First off, it cannot be said enough: Myself and the entire Hammer and Rails staff are wishing for everyone’s safe keeping. We implore the state of Indiana and the country at large to continue to take the extreme and necessary measures seriously. For many of us, this is the most disruption we have ever had to our day to day lives. It’s a terrifying time of uncertainties, where the enemy at our gates is invisible and for many of us, not life-threatening.
But we aren’t staying in, we aren’t closing shops and businesses, we aren’t pausing the world as we know it for us. It’s for those who were here before, those who can’t look after themselves, those at risk through no fault of their own, those at fault through fault of their own - this isn’t a time to draw distinctions, party lines, or the rhetoric that American freedom means I can do what I want. Instead, draw on the American belief that we are here for the sick and poor, for the hungry and those that can’t protect themselves.

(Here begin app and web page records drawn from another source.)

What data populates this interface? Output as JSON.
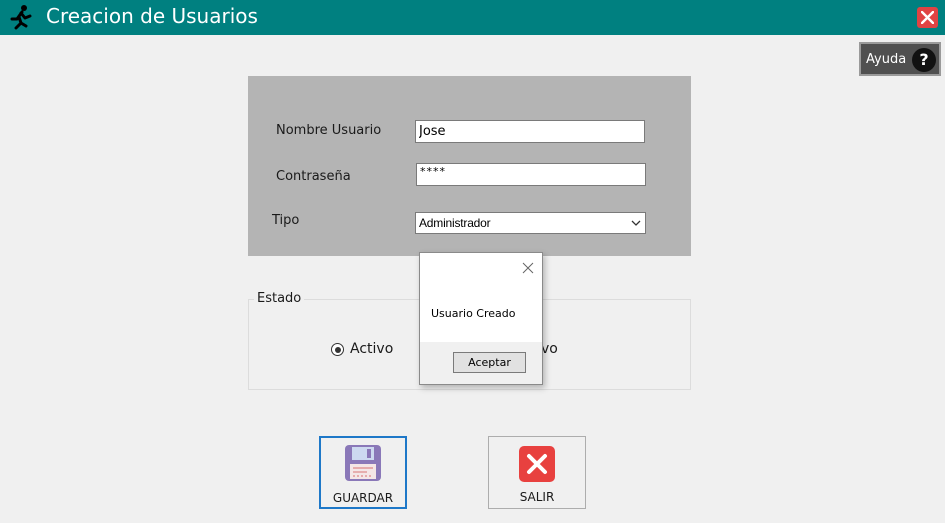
{
  "window": {
    "title": "Creacion de Usuarios"
  },
  "help": {
    "label": "Ayuda",
    "glyph": "?"
  },
  "form": {
    "username_label": "Nombre Usuario",
    "username_value": "Jose",
    "password_label": "Contraseña",
    "password_value": "****",
    "type_label": "Tipo",
    "type_value": "Administrador"
  },
  "estado": {
    "legend": "Estado",
    "active_label": "Activo",
    "inactive_label_visible": "vo",
    "selected": "Activo"
  },
  "dialog": {
    "message": "Usuario Creado",
    "accept_label": "Aceptar"
  },
  "buttons": {
    "save_label": "GUARDAR",
    "exit_label": "SALIR"
  },
  "colors": {
    "titlebar": "#008080",
    "panel": "#b4b4b4",
    "close": "#e04343",
    "save_border": "#1e78c8",
    "exit_icon": "#e8413f"
  },
  "icons": {
    "app": "running-figure-icon",
    "close": "close-icon",
    "help": "question-icon",
    "dropdown": "chevron-down-icon",
    "save": "floppy-disk-icon",
    "exit": "x-box-icon"
  }
}
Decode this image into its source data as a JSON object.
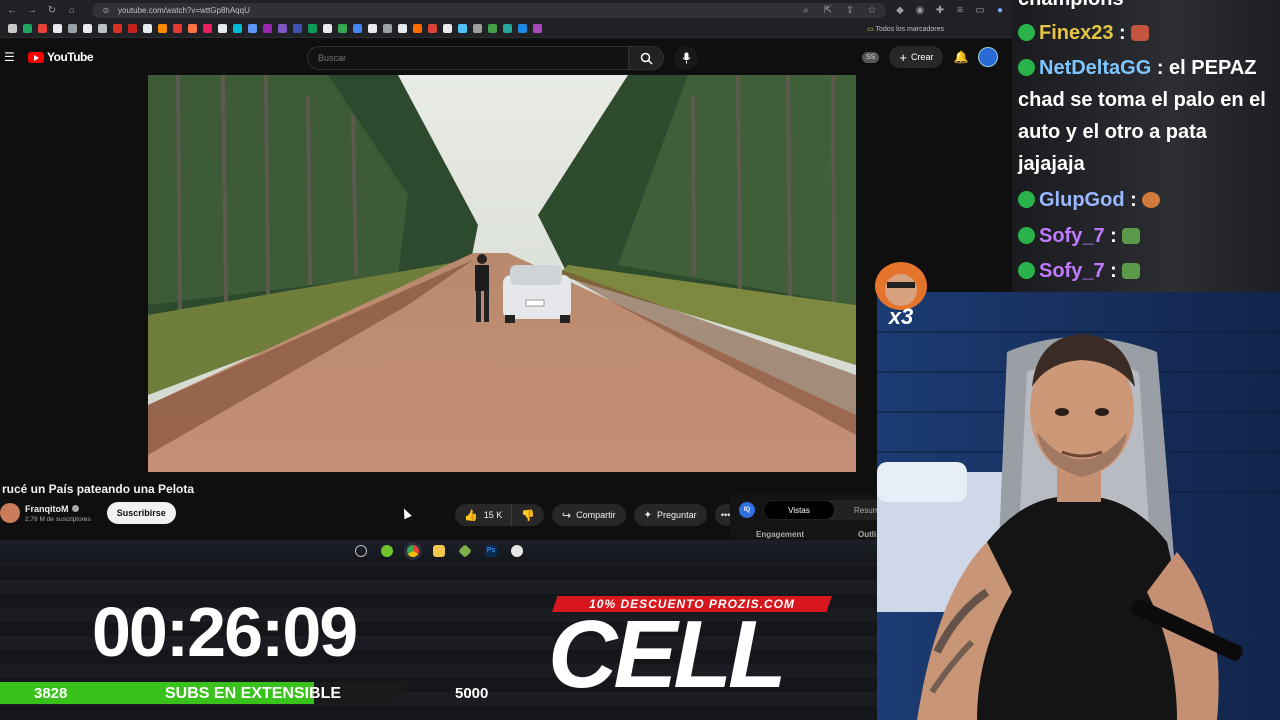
{
  "browser": {
    "url": "youtube.com/watch?v=wttGp8hAqqU",
    "bookmarks_folder": "Todos los marcadores"
  },
  "youtube": {
    "logo_text": "YouTube",
    "search_placeholder": "Buscar",
    "ss_badge": "SS",
    "create_label": "Crear",
    "video_title": "rucé un País pateando una Pelota",
    "channel_name": "FranqitoM",
    "channel_subs": "2,79 M de suscriptores",
    "subscribe_label": "Suscribirse",
    "like_count": "15 K",
    "share_label": "Compartir",
    "ask_label": "Preguntar",
    "panel": {
      "badge": "IQ",
      "tab_active": "Vistas",
      "tab_other": "Resum",
      "label_1": "Engagement",
      "label_2": "Outli"
    }
  },
  "overlay": {
    "timer": "00:26:09",
    "subs_current": "3828",
    "subs_label": "SUBS EN EXTENSIBLE",
    "subs_goal": "5000",
    "subs_progress": 0.766,
    "promo": "10% DESCUENTO PROZIS.COM",
    "brand": "CELL"
  },
  "chat": {
    "top_partial": "champions",
    "messages": [
      {
        "user": "Finex23",
        "sep": ":",
        "text": ""
      },
      {
        "user": "NetDeltaGG",
        "sep": ":",
        "text": "el PEPAZ chad se toma el palo en el auto y el otro a pata jajajaja"
      },
      {
        "user": "GlupGod",
        "sep": ":",
        "text": ""
      },
      {
        "user": "Sofy_7",
        "sep": ":",
        "text": ""
      },
      {
        "user": "Sofy_7",
        "sep": ":",
        "text": ""
      }
    ]
  },
  "sticker_text": "x3",
  "colors": {
    "yt_red": "#ff0000",
    "subs_green": "#39c21c",
    "promo_red": "#d7161d"
  }
}
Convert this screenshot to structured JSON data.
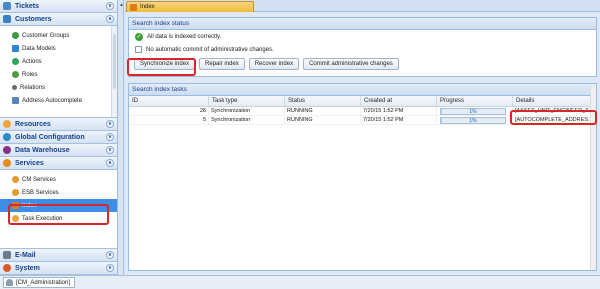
{
  "sidebar": {
    "groups_top": [
      {
        "label": "Tickets",
        "icon": "ticket-icon",
        "color": "#4a88c9"
      },
      {
        "label": "Customers",
        "icon": "customers-icon",
        "color": "#3d7fc7"
      }
    ],
    "customer_items": [
      {
        "label": "Customer Groups",
        "icon": "customer-groups-icon",
        "color": "#3c9a3c"
      },
      {
        "label": "Data Models",
        "icon": "data-models-icon",
        "color": "#2f87d1"
      },
      {
        "label": "Actions",
        "icon": "actions-icon",
        "color": "#2aa55a"
      },
      {
        "label": "Roles",
        "icon": "roles-icon",
        "color": "#4e9a3f"
      },
      {
        "label": "Relations",
        "icon": "relations-icon",
        "color": "#6b6b6b"
      },
      {
        "label": "Address Autocomplete",
        "icon": "address-autocomplete-icon",
        "color": "#5a83b8"
      }
    ],
    "groups_mid": [
      {
        "label": "Resources",
        "icon": "resources-icon",
        "color": "#f0a53c"
      },
      {
        "label": "Global Configuration",
        "icon": "global-config-icon",
        "color": "#2b8ac9"
      },
      {
        "label": "Data Warehouse",
        "icon": "data-warehouse-icon",
        "color": "#8a2f8a"
      },
      {
        "label": "Services",
        "icon": "services-icon",
        "color": "#e58b1f"
      }
    ],
    "service_items": [
      {
        "label": "CM Services",
        "icon": "cm-services-icon",
        "color": "#e59a2e"
      },
      {
        "label": "ESB Services",
        "icon": "esb-services-icon",
        "color": "#e59a2e"
      },
      {
        "label": "Index",
        "icon": "index-icon",
        "color": "#e07a19",
        "selected": true
      },
      {
        "label": "Task Execution",
        "icon": "task-execution-icon",
        "color": "#f0a53c"
      }
    ],
    "groups_bottom": [
      {
        "label": "E-Mail",
        "icon": "email-icon",
        "color": "#6b7b8c"
      },
      {
        "label": "System",
        "icon": "system-icon",
        "color": "#d9582b"
      }
    ]
  },
  "tab": {
    "label": "Index"
  },
  "status_panel": {
    "title": "Search index status",
    "indexed_text": "All data is indexed correctly.",
    "no_auto_commit": "No automatic commit of administrative changes.",
    "buttons": [
      "Synchronize index",
      "Repair index",
      "Recover index",
      "Commit administrative changes"
    ]
  },
  "tasks_panel": {
    "title": "Search index tasks",
    "columns": [
      "ID",
      "Task type",
      "Status",
      "Created at",
      "Progress",
      "Details"
    ],
    "rows": [
      {
        "id": "28",
        "type": "Synchronization",
        "status": "RUNNING",
        "created": "7/20/15 1:52 PM",
        "progress": 0.01,
        "progress_label": "1%",
        "details": "[ASSET_UNIT_ENGINEER_T..."
      },
      {
        "id": "5",
        "type": "Synchronization",
        "status": "RUNNING",
        "created": "7/20/15 1:52 PM",
        "progress": 0.01,
        "progress_label": "1%",
        "details": "[AUTOCOMPLETE_ADDRES..."
      }
    ]
  },
  "statusbar": {
    "user": "[CM_Administration]"
  }
}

There’s light at the end of any storm. So hold your loved ones close, grab a book, stay in, stay safe, and we will get through this, apart but together.
And while we wait, let’s talk about sports because they, too, will return. Let’s talk about Coach Matt Painter and his 14 seasons as Purdue’s head basketball coach where he has amassed a 321-159 record, 3 Big Ten Coach of the Year Awards, the five winningest classes in Purdue history, three straight Sweet Sixteen appearances, one Elite Eight appearance, and 11 NCAA tournament appearances in 13 post-seasons.
Coach Painter is already 3rd in wins in Purdue history and doesn’t turn 50 until August. He played his career at Purdue and has epitomized the Boilermaker heart, spirit, and loyalty that any college in any conference would be lucky to find once a generation. Having him be the hand-selected successor for the legend Gene Keady is some next level #blessed.
But it hasn’t been easy, and there is still a Purdue syndrome rolling around the Twitterverse and stuck to the walls of Facebook.
Last year, it seemed like Purdue was finally going to crash through the Final Four ceiling. Ghosts were slaughtered against Tennessee, and were ready to be vanquished against Virginia.
And then it happened. The miss. The tip back. The pass. The floater.
An Elite Eight was something, a real turning point for a program that had been so close, but there are still corners to take, but for now, while the NCAA tournament was cancelled this year, and a long summer awaits us all, we can take a look back at how we got here.
So the question we ask all of you - the loyal, the observant, the arm chair historians - what are the key turning points in Coach Painter’s career and tenure as a Boilermaker?
Which ones hold the most weight to you? The Baby Boilers recruiting class? C. J. Walker de-committment opening up a scholarship for a small guard from Texas? Biggie? The Ryan Cline game? The Carsen experience?
Which player, which moment, which shot, which rebound, which game sticks out in your mind?
This will kick start a series of discussions, articles, and podcasts for the next couple months as Hammer and Rails dives deep into the legacy of Coach Painter before we celebrate his 50th birthday ahead of his 15th season as a Boilermaker.